◆ **Exercise objective**: Please give the entries below again exactly, omitting every picture.

------ Exercise input ------

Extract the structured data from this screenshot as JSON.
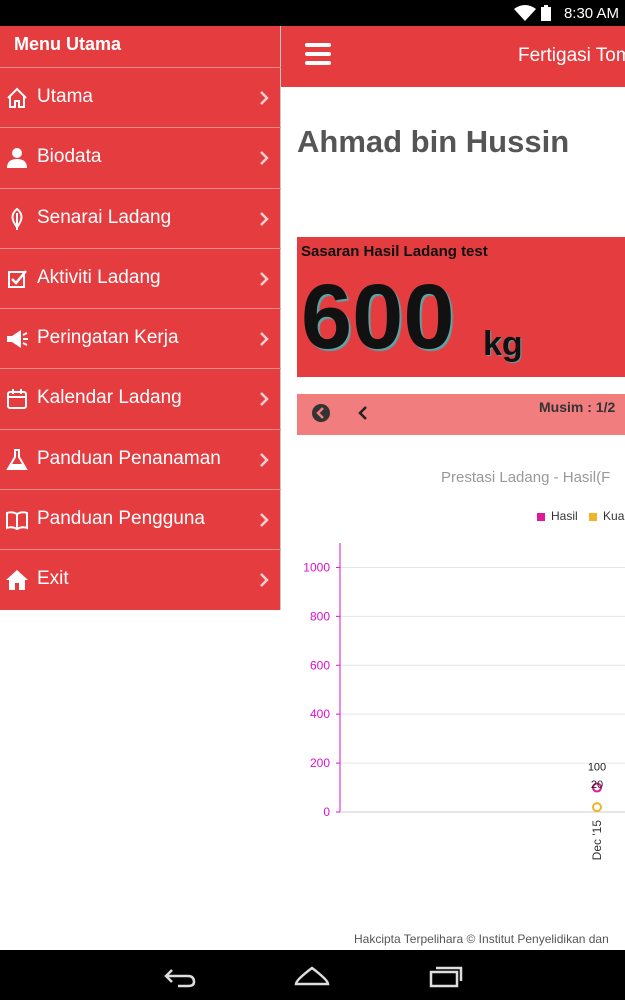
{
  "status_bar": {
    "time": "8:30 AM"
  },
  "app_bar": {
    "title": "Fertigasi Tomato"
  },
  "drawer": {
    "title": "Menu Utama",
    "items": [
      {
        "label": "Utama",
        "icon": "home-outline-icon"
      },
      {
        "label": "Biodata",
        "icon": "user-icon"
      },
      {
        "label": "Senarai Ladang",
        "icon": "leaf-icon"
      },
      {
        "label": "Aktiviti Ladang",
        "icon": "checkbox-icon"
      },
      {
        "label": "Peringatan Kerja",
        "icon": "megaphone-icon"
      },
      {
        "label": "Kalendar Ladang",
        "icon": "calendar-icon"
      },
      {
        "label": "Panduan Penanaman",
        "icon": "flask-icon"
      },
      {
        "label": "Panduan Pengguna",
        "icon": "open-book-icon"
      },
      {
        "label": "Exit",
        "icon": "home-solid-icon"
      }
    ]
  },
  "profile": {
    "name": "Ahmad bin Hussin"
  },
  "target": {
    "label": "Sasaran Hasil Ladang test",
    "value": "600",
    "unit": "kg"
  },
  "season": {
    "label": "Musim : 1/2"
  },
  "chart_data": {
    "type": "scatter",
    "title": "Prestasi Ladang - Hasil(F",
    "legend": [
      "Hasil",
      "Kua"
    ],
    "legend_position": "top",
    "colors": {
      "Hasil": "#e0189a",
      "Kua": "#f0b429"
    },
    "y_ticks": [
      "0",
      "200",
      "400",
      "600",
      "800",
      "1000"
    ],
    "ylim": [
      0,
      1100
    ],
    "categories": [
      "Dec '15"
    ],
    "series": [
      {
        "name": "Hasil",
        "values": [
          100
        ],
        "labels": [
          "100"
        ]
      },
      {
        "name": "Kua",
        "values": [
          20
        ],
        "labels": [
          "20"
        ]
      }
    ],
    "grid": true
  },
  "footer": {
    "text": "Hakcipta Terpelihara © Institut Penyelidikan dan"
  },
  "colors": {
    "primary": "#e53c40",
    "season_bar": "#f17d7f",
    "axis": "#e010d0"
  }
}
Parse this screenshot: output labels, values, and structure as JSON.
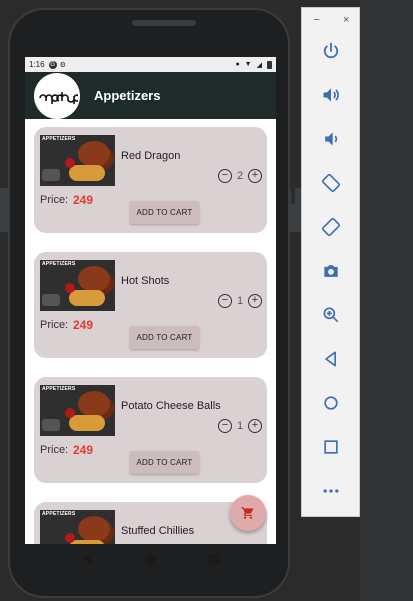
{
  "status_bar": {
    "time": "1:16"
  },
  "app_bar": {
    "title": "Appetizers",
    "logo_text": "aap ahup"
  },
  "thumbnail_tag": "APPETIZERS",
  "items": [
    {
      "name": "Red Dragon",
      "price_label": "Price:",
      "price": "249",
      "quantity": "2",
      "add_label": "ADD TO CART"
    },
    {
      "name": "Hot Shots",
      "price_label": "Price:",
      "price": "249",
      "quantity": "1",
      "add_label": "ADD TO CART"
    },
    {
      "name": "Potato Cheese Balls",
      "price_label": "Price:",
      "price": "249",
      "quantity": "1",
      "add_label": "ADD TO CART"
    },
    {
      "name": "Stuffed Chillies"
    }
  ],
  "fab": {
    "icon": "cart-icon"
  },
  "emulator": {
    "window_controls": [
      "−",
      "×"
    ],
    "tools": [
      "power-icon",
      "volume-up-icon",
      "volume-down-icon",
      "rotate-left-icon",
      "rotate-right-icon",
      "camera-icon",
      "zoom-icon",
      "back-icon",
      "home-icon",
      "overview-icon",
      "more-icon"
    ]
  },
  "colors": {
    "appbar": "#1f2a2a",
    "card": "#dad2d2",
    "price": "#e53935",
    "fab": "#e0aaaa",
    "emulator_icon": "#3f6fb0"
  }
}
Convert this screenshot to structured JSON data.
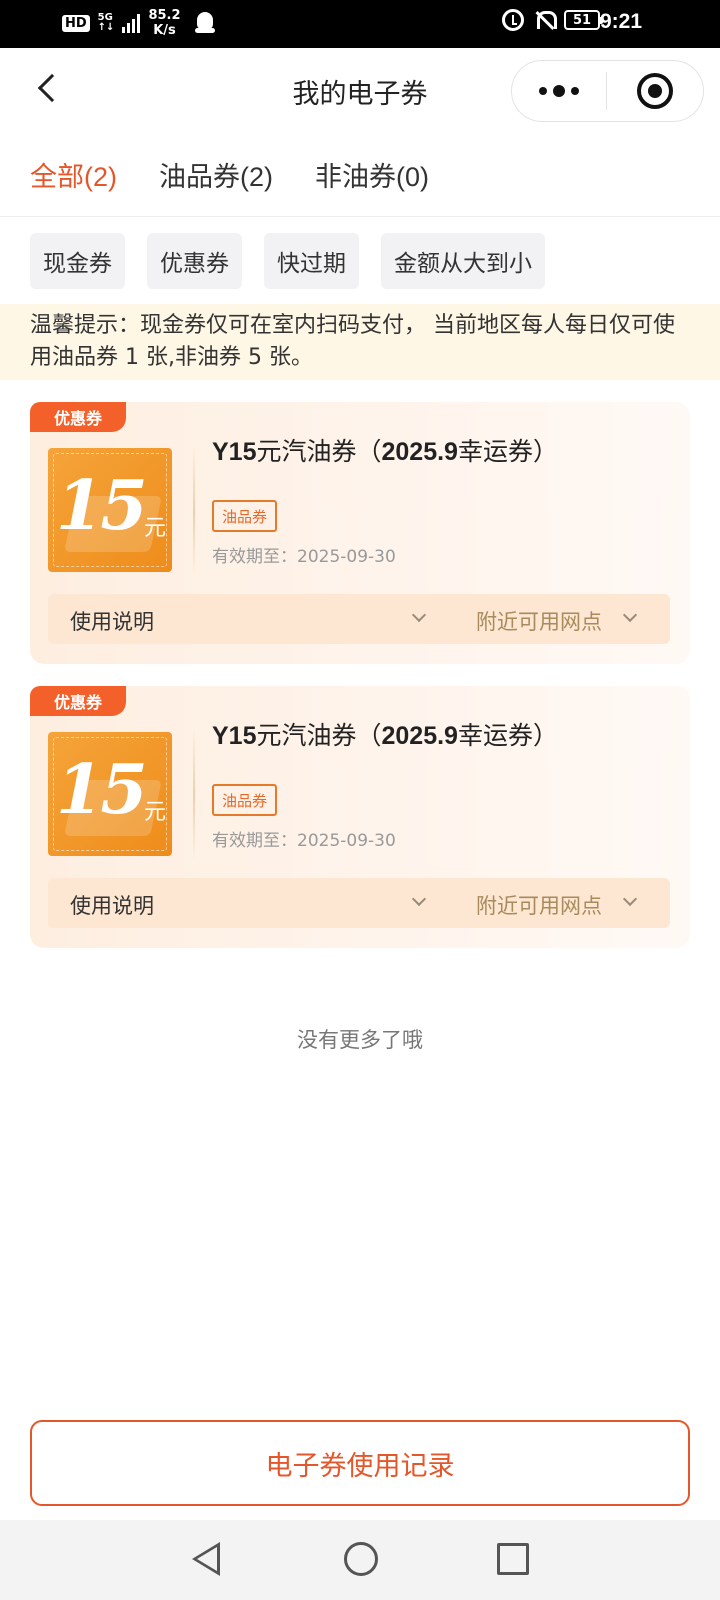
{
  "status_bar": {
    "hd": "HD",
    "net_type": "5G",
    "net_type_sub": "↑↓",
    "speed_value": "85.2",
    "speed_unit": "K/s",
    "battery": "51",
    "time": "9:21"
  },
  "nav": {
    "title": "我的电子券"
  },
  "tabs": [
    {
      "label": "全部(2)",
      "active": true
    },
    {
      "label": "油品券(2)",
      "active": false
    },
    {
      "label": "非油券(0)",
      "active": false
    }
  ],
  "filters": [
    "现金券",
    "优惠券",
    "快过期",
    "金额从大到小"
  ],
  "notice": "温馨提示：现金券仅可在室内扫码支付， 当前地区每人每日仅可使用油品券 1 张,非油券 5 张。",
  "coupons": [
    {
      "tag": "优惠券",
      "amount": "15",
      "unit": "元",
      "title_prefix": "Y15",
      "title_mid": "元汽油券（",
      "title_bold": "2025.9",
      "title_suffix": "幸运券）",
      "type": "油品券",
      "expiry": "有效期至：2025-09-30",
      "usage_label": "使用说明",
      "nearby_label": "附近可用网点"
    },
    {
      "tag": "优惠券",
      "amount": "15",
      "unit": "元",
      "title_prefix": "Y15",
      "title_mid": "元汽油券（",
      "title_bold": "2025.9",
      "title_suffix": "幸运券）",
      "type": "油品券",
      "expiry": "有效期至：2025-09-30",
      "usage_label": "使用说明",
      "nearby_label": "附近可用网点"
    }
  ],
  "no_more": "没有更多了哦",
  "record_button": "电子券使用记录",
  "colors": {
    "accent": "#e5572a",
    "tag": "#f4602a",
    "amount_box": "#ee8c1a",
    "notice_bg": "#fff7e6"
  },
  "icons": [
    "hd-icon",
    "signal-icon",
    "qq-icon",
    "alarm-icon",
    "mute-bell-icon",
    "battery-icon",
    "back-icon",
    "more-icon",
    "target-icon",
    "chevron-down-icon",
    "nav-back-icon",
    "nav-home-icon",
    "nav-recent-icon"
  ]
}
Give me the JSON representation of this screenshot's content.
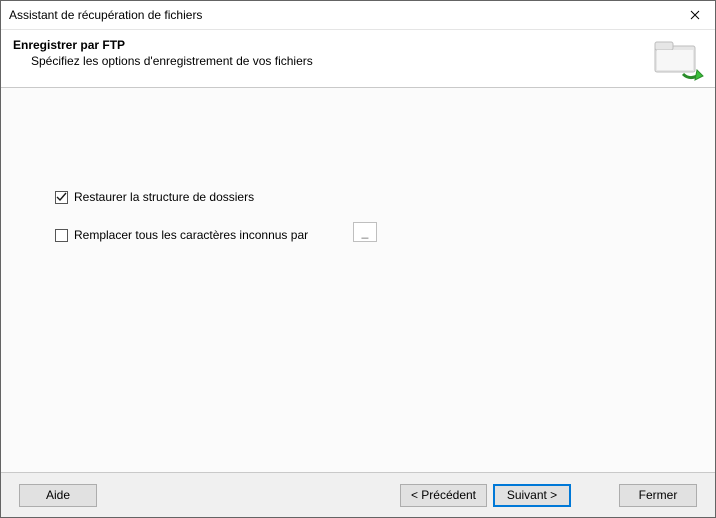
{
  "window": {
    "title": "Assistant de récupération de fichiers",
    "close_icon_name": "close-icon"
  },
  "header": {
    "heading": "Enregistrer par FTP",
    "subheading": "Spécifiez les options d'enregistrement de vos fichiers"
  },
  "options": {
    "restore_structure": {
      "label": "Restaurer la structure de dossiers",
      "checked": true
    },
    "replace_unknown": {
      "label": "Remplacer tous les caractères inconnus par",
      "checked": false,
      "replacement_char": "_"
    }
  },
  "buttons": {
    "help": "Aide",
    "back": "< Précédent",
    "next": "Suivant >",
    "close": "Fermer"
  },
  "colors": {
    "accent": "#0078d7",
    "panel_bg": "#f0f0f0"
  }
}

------

◆ **Solution for this exercise**:
Extract the structured data from this screenshot as JSON.
{
  "status_bar": {
    "time": "8:30 AM"
  },
  "app_bar": {
    "title": "Fertigasi Tomato"
  },
  "drawer": {
    "title": "Menu Utama",
    "items": [
      {
        "label": "Utama",
        "icon": "home-outline-icon"
      },
      {
        "label": "Biodata",
        "icon": "user-icon"
      },
      {
        "label": "Senarai Ladang",
        "icon": "leaf-icon"
      },
      {
        "label": "Aktiviti Ladang",
        "icon": "checkbox-icon"
      },
      {
        "label": "Peringatan Kerja",
        "icon": "megaphone-icon"
      },
      {
        "label": "Kalendar Ladang",
        "icon": "calendar-icon"
      },
      {
        "label": "Panduan Penanaman",
        "icon": "flask-icon"
      },
      {
        "label": "Panduan Pengguna",
        "icon": "open-book-icon"
      },
      {
        "label": "Exit",
        "icon": "home-solid-icon"
      }
    ]
  },
  "profile": {
    "name": "Ahmad bin Hussin"
  },
  "target": {
    "label": "Sasaran Hasil Ladang test",
    "value": "600",
    "unit": "kg"
  },
  "season": {
    "label": "Musim : 1/2"
  },
  "chart_data": {
    "type": "scatter",
    "title": "Prestasi Ladang - Hasil(F",
    "legend": [
      "Hasil",
      "Kua"
    ],
    "legend_position": "top",
    "colors": {
      "Hasil": "#e0189a",
      "Kua": "#f0b429"
    },
    "y_ticks": [
      "0",
      "200",
      "400",
      "600",
      "800",
      "1000"
    ],
    "ylim": [
      0,
      1100
    ],
    "categories": [
      "Dec '15"
    ],
    "series": [
      {
        "name": "Hasil",
        "values": [
          100
        ],
        "labels": [
          "100"
        ]
      },
      {
        "name": "Kua",
        "values": [
          20
        ],
        "labels": [
          "20"
        ]
      }
    ],
    "grid": true
  },
  "footer": {
    "text": "Hakcipta Terpelihara © Institut Penyelidikan dan"
  },
  "colors": {
    "primary": "#e53c40",
    "season_bar": "#f17d7f",
    "axis": "#e010d0"
  }
}
Parse this screenshot: output labels, values, and structure as JSON.
{
  "status_bar": {
    "time": "1:16"
  },
  "app_bar": {
    "title": "Appetizers",
    "logo_text": "aap ahup"
  },
  "thumbnail_tag": "APPETIZERS",
  "items": [
    {
      "name": "Red Dragon",
      "price_label": "Price:",
      "price": "249",
      "quantity": "2",
      "add_label": "ADD TO CART"
    },
    {
      "name": "Hot Shots",
      "price_label": "Price:",
      "price": "249",
      "quantity": "1",
      "add_label": "ADD TO CART"
    },
    {
      "name": "Potato Cheese Balls",
      "price_label": "Price:",
      "price": "249",
      "quantity": "1",
      "add_label": "ADD TO CART"
    },
    {
      "name": "Stuffed Chillies"
    }
  ],
  "fab": {
    "icon": "cart-icon"
  },
  "emulator": {
    "window_controls": [
      "−",
      "×"
    ],
    "tools": [
      "power-icon",
      "volume-up-icon",
      "volume-down-icon",
      "rotate-left-icon",
      "rotate-right-icon",
      "camera-icon",
      "zoom-icon",
      "back-icon",
      "home-icon",
      "overview-icon",
      "more-icon"
    ]
  },
  "colors": {
    "appbar": "#1f2a2a",
    "card": "#dad2d2",
    "price": "#e53935",
    "fab": "#e0aaaa",
    "emulator_icon": "#3f6fb0"
  }
}
Convert this screenshot to structured JSON data.
{
  "status_bar": {
    "hd": "HD",
    "net_type": "5G",
    "net_type_sub": "↑↓",
    "speed_value": "85.2",
    "speed_unit": "K/s",
    "battery": "51",
    "time": "9:21"
  },
  "nav": {
    "title": "我的电子券"
  },
  "tabs": [
    {
      "label": "全部(2)",
      "active": true
    },
    {
      "label": "油品券(2)",
      "active": false
    },
    {
      "label": "非油券(0)",
      "active": false
    }
  ],
  "filters": [
    "现金券",
    "优惠券",
    "快过期",
    "金额从大到小"
  ],
  "notice": "温馨提示：现金券仅可在室内扫码支付， 当前地区每人每日仅可使用油品券 1 张,非油券 5 张。",
  "coupons": [
    {
      "tag": "优惠券",
      "amount": "15",
      "unit": "元",
      "title_prefix": "Y15",
      "title_mid": "元汽油券（",
      "title_bold": "2025.9",
      "title_suffix": "幸运券）",
      "type": "油品券",
      "expiry": "有效期至：2025-09-30",
      "usage_label": "使用说明",
      "nearby_label": "附近可用网点"
    },
    {
      "tag": "优惠券",
      "amount": "15",
      "unit": "元",
      "title_prefix": "Y15",
      "title_mid": "元汽油券（",
      "title_bold": "2025.9",
      "title_suffix": "幸运券）",
      "type": "油品券",
      "expiry": "有效期至：2025-09-30",
      "usage_label": "使用说明",
      "nearby_label": "附近可用网点"
    }
  ],
  "no_more": "没有更多了哦",
  "record_button": "电子券使用记录",
  "colors": {
    "accent": "#e5572a",
    "tag": "#f4602a",
    "amount_box": "#ee8c1a",
    "notice_bg": "#fff7e6"
  },
  "icons": [
    "hd-icon",
    "signal-icon",
    "qq-icon",
    "alarm-icon",
    "mute-bell-icon",
    "battery-icon",
    "back-icon",
    "more-icon",
    "target-icon",
    "chevron-down-icon",
    "nav-back-icon",
    "nav-home-icon",
    "nav-recent-icon"
  ]
}
Give me the JSON representation of this screenshot's content.
{
  "window": {
    "title": "Assistant de récupération de fichiers",
    "close_icon_name": "close-icon"
  },
  "header": {
    "heading": "Enregistrer par FTP",
    "subheading": "Spécifiez les options d'enregistrement de vos fichiers"
  },
  "options": {
    "restore_structure": {
      "label": "Restaurer la structure de dossiers",
      "checked": true
    },
    "replace_unknown": {
      "label": "Remplacer tous les caractères inconnus par",
      "checked": false,
      "replacement_char": "_"
    }
  },
  "buttons": {
    "help": "Aide",
    "back": "< Précédent",
    "next": "Suivant >",
    "close": "Fermer"
  },
  "colors": {
    "accent": "#0078d7",
    "panel_bg": "#f0f0f0"
  }
}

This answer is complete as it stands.